## Assignment
Please work out how many lines in the data below hold the word "icon", and state only the number.

[Data records for software interfaces]

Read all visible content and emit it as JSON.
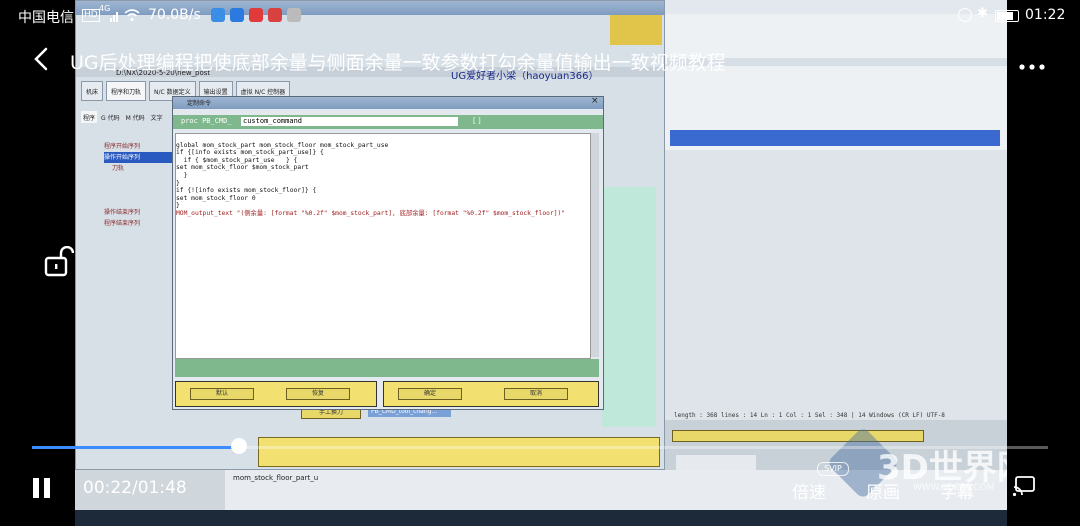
{
  "status_bar": {
    "carrier": "中国电信",
    "network_badge": "HD",
    "signal": "4G",
    "speed": "70.0B/s",
    "time": "01:22"
  },
  "header": {
    "back_icon": "chevron-left-icon",
    "title": "UG后处理编程把使底部余量与侧面余量一致参数打勾余量值输出一致视频教程",
    "more_icon": "more-horizontal-icon"
  },
  "player": {
    "current_time": "00:22/01:48",
    "progress_fraction": 0.2037,
    "speed_label": "倍速",
    "original_label": "原画",
    "subtitle_label": "字幕",
    "lock_icon": "unlock-icon",
    "pause_icon": "pause-icon",
    "cast_icon": "cast-icon"
  },
  "video_content": {
    "window_path": "D:\\NX\\2020-5-20\\new_post",
    "banner": "UG爱好者小梁（haoyuan366）",
    "toolbar_tabs": [
      "机床",
      "程序和刀轨",
      "N/C 数据定义",
      "输出设置",
      "虚拟 N/C 控制器"
    ],
    "left_tabs": [
      "程序",
      "G 代码",
      "M 代码",
      "文字"
    ],
    "tree_items": [
      "程序开始序列",
      "操作开始序列",
      "刀轨",
      "操作结束序列",
      "程序结束序列"
    ],
    "dialog_title": "定制命令",
    "dialog_field_prefix": "proc  PB_CMD_",
    "dialog_field_value": "custom_command",
    "code_lines": [
      "global mom_stock_part mom_stock_floor mom_stock_part_use",
      "",
      "",
      "if {[info exists mom_stock_part_use]} {",
      "  if { $mom_stock_part_use   } {",
      "set mom_stock_floor $mom_stock_part",
      "  }",
      "}",
      "if {![info exists mom_stock_floor]} {",
      "set mom_stock_floor 0",
      "}",
      "MOM_output_text \"(侧余量: [format \"%0.2f\" $mom_stock_part], 底部余量: [format \"%0.2f\" $mom_stock_floor])\""
    ],
    "dialog_buttons": [
      "默认",
      "恢复",
      "确定",
      "取消"
    ],
    "bottom_item": "手工换刀",
    "bottom_item2": "PB_CMD_tool_chang...",
    "editor_status": "length : 368    lines : 14      Ln : 1    Col : 1    Sel : 348 | 14      Windows (CR LF)   UTF-8",
    "bottom_file": "mom_stock_floor_part_u",
    "watermark": "3D世界网",
    "watermark_url": "WWW.3DSJW.COM",
    "watermark_badge": "SVIP"
  }
}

## Answer below
5